COPD is a life-long condition that makes breathing difficult because the airways have been narrowed. People living with COPD will feel out of breath doing everyday tasks, such as washing, dressing or walking to the shops.

Although anyone can develop COPD, people who smoke run a particularly high risk of developing this lung disease. This study is a first step in understanding why the disease strikes some and not others and could lead to earlier diagnosis and better treatment.

There are over 10,000 people in the Belfast HSC Trust who have a diagnosis of COPD – around a quarter of all registered COPD patients in Northern Ireland. According to BLF research, people living with COPD in Northern Ireland are more likely to end up being admitted to hospital than most other people in the UK who also have COPD, with more males admitted than females.

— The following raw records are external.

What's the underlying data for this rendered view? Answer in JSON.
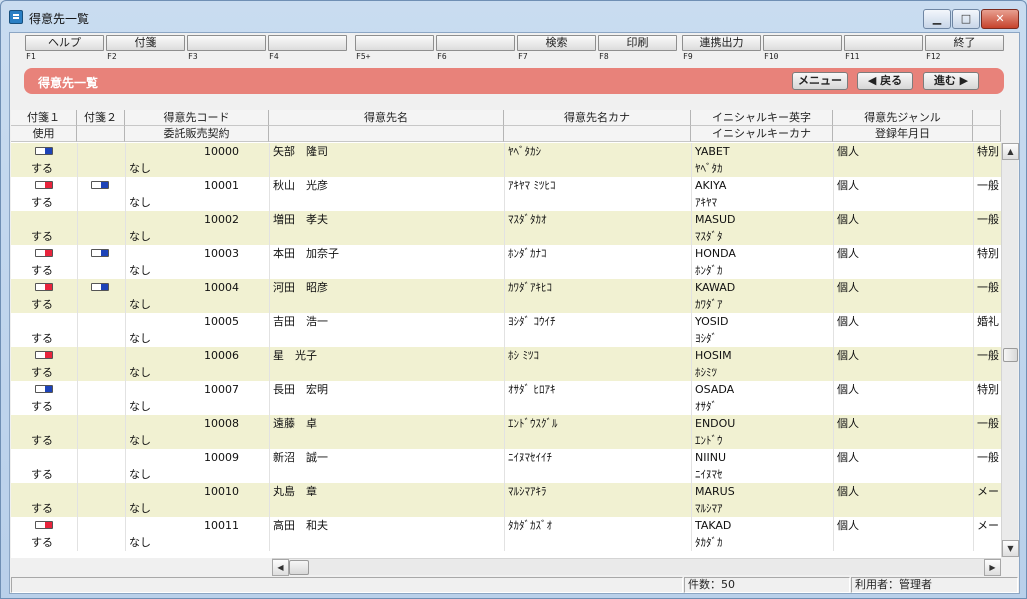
{
  "window": {
    "title": "得意先一覧",
    "min_label": "▁",
    "max_label": "□",
    "close_label": "✕"
  },
  "fkeys": [
    {
      "label": "ヘルプ",
      "key": "F1"
    },
    {
      "label": "付箋",
      "key": "F2"
    },
    {
      "label": "",
      "key": "F3"
    },
    {
      "label": "",
      "key": "F4"
    },
    {
      "label": "",
      "key": "F5+"
    },
    {
      "label": "",
      "key": "F6"
    },
    {
      "label": "検索",
      "key": "F7"
    },
    {
      "label": "印刷",
      "key": "F8"
    },
    {
      "label": "連携出力",
      "key": "F9"
    },
    {
      "label": "",
      "key": "F10"
    },
    {
      "label": "",
      "key": "F11"
    },
    {
      "label": "終了",
      "key": "F12"
    }
  ],
  "banner": {
    "title": "得意先一覧",
    "menu_label": "メニュー",
    "back_label": "◀ 戻る",
    "forward_label": "進む ▶"
  },
  "columns": {
    "row1": [
      "付箋１",
      "付箋２",
      "得意先コード",
      "得意先名",
      "得意先名カナ",
      "イニシャルキー英字",
      "得意先ジャンル"
    ],
    "row2": [
      "使用",
      "",
      "委託販売契約",
      "",
      "",
      "イニシャルキーカナ",
      "登録年月日"
    ]
  },
  "rows": [
    {
      "tag1": "blue",
      "tag2": "",
      "code": "10000",
      "name": "矢部　隆司",
      "kana": "ﾔﾍﾞﾀｶｼ",
      "initial": "YABET",
      "initial_kana": "ﾔﾍﾞﾀｶ",
      "genre": "個人",
      "extra": "特別",
      "use": "する",
      "consign": "なし"
    },
    {
      "tag1": "red",
      "tag2": "blue",
      "code": "10001",
      "name": "秋山　光彦",
      "kana": "ｱｷﾔﾏ ﾐﾂﾋｺ",
      "initial": "AKIYA",
      "initial_kana": "ｱｷﾔﾏ",
      "genre": "個人",
      "extra": "一般",
      "use": "する",
      "consign": "なし"
    },
    {
      "tag1": "",
      "tag2": "",
      "code": "10002",
      "name": "増田　孝夫",
      "kana": "ﾏｽﾀﾞﾀｶｵ",
      "initial": "MASUD",
      "initial_kana": "ﾏｽﾀﾞﾀ",
      "genre": "個人",
      "extra": "一般",
      "use": "する",
      "consign": "なし"
    },
    {
      "tag1": "red",
      "tag2": "blue",
      "code": "10003",
      "name": "本田　加奈子",
      "kana": "ﾎﾝﾀﾞｶﾅｺ",
      "initial": "HONDA",
      "initial_kana": "ﾎﾝﾀﾞｶ",
      "genre": "個人",
      "extra": "特別",
      "use": "する",
      "consign": "なし"
    },
    {
      "tag1": "red",
      "tag2": "blue",
      "code": "10004",
      "name": "河田　昭彦",
      "kana": "ｶﾜﾀﾞｱｷﾋｺ",
      "initial": "KAWAD",
      "initial_kana": "ｶﾜﾀﾞｱ",
      "genre": "個人",
      "extra": "一般",
      "use": "する",
      "consign": "なし"
    },
    {
      "tag1": "",
      "tag2": "",
      "code": "10005",
      "name": "吉田　浩一",
      "kana": "ﾖｼﾀﾞ ｺｳｲﾁ",
      "initial": "YOSID",
      "initial_kana": "ﾖｼﾀﾞ",
      "genre": "個人",
      "extra": "婚礼",
      "use": "する",
      "consign": "なし"
    },
    {
      "tag1": "red",
      "tag2": "",
      "code": "10006",
      "name": "星　光子",
      "kana": "ﾎｼ ﾐﾂｺ",
      "initial": "HOSIM",
      "initial_kana": "ﾎｼﾐﾂ",
      "genre": "個人",
      "extra": "一般",
      "use": "する",
      "consign": "なし"
    },
    {
      "tag1": "blue",
      "tag2": "",
      "code": "10007",
      "name": "長田　宏明",
      "kana": "ｵｻﾀﾞ ﾋﾛｱｷ",
      "initial": "OSADA",
      "initial_kana": "ｵｻﾀﾞ",
      "genre": "個人",
      "extra": "特別",
      "use": "する",
      "consign": "なし"
    },
    {
      "tag1": "",
      "tag2": "",
      "code": "10008",
      "name": "遠藤　卓",
      "kana": "ｴﾝﾄﾞｳｽｸﾞﾙ",
      "initial": "ENDOU",
      "initial_kana": "ｴﾝﾄﾞｳ",
      "genre": "個人",
      "extra": "一般",
      "use": "する",
      "consign": "なし"
    },
    {
      "tag1": "",
      "tag2": "",
      "code": "10009",
      "name": "新沼　誠一",
      "kana": "ﾆｲﾇﾏｾｲｲﾁ",
      "initial": "NIINU",
      "initial_kana": "ﾆｲﾇﾏｾ",
      "genre": "個人",
      "extra": "一般",
      "use": "する",
      "consign": "なし"
    },
    {
      "tag1": "",
      "tag2": "",
      "code": "10010",
      "name": "丸島　章",
      "kana": "ﾏﾙｼﾏｱｷﾗ",
      "initial": "MARUS",
      "initial_kana": "ﾏﾙｼﾏｱ",
      "genre": "個人",
      "extra": "メー",
      "use": "する",
      "consign": "なし"
    },
    {
      "tag1": "red",
      "tag2": "",
      "code": "10011",
      "name": "高田　和夫",
      "kana": "ﾀｶﾀﾞｶｽﾞｵ",
      "initial": "TAKAD",
      "initial_kana": "ﾀｶﾀﾞｶ",
      "genre": "個人",
      "extra": "メー",
      "use": "する",
      "consign": "なし"
    }
  ],
  "status": {
    "count": "件数：50",
    "user": "利用者：管理者"
  },
  "colors": {
    "banner": "#e8827a",
    "row_tint": "#f1f1d2",
    "tag_red": "#e8243c",
    "tag_blue": "#1d43b8"
  }
}
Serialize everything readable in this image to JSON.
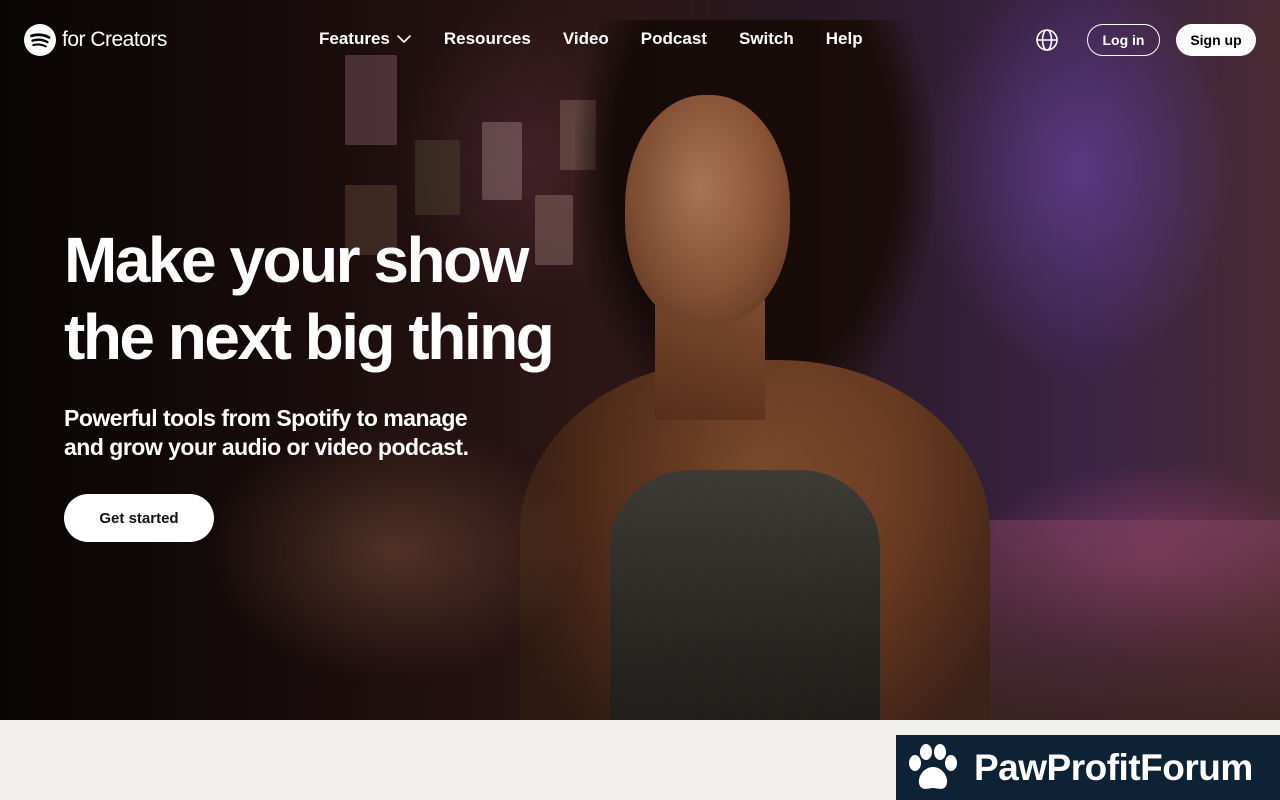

Progress in finding treatments has been far slower than in other chronic disease areas such as heart disease and cancer – there are no drugs that can slow progression and no treatment that can reverse damage.

COPD patients have long called for earlier diagnosis and new approaches to treatment. However, for this, an improved understanding of the early phases of COPD is needed.

Lorcan McGarvey, Professor of Respiratory Medicine at Queen’s University Belfast, said:As doctors we spend most of our time treating patients with COPD where the condition is already well established and causing lots of symptoms. Ideally, we would like to know more about COPD at the very early stages and how to identify those most at risk of developing severe disease. I believe this research will help us do just that and I am delighted that Queen’s University are playing such an important role. It’s also great that people from Northern Ireland will have an opportunity to participate in this landmark study.”

Ian Jarrold, head of research at the British Lung Foundation, said: “COPD can be incredibly life-limiting for people. Think about the last time you were out of breath, and imagine being in that state just doing everyday tasks like brushing your teeth.

“There remains an urgent need to provide people with better treatments, but this is dependent on us gaining a better understanding of how the condition develops and progresses.

“This study will be invaluable in helping us answer these questions.”

Anyone who is interested in getting involved with this significant study can do so by contacting Maura Anderson on maura.anderson@belfasttrust.hscni.net or 028 950 43814.

Participants could benefit by having a CT scan of the chest free of charge, access to stop smoking support, a research team specialising in COPD, and follow-ups with the NHS where abnormalities are found.

They can be male or female, must be aged 30-45 years old with more than a 10 pack per year history of smoking, with either normal lung function or mild lung function abnormalities.